WORK REQUEST>
What lines in the listing include "label"? Return a copy of each.

☆ ☆ ☆ ☆

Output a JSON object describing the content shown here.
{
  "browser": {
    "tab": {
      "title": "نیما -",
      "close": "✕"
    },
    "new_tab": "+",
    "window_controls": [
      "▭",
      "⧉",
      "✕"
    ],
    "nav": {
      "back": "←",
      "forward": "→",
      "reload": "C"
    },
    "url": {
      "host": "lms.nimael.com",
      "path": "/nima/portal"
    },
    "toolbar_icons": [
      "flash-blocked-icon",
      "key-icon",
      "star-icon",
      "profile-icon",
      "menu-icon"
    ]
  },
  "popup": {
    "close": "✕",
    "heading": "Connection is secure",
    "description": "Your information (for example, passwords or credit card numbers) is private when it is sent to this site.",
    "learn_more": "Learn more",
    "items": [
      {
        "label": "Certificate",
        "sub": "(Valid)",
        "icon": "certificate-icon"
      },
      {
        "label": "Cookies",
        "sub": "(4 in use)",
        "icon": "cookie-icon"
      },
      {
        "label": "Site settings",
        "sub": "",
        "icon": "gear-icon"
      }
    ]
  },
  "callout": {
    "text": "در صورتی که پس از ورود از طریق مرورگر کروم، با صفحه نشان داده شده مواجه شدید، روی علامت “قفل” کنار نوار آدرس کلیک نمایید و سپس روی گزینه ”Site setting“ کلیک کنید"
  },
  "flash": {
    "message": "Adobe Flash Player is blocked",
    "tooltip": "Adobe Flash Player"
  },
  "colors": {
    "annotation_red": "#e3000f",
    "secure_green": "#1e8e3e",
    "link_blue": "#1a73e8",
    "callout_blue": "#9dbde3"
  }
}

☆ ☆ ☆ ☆

YOUR SOLUTION>
        "label": "Certificate",
        "label": "Cookies",
        "label": "Site settings",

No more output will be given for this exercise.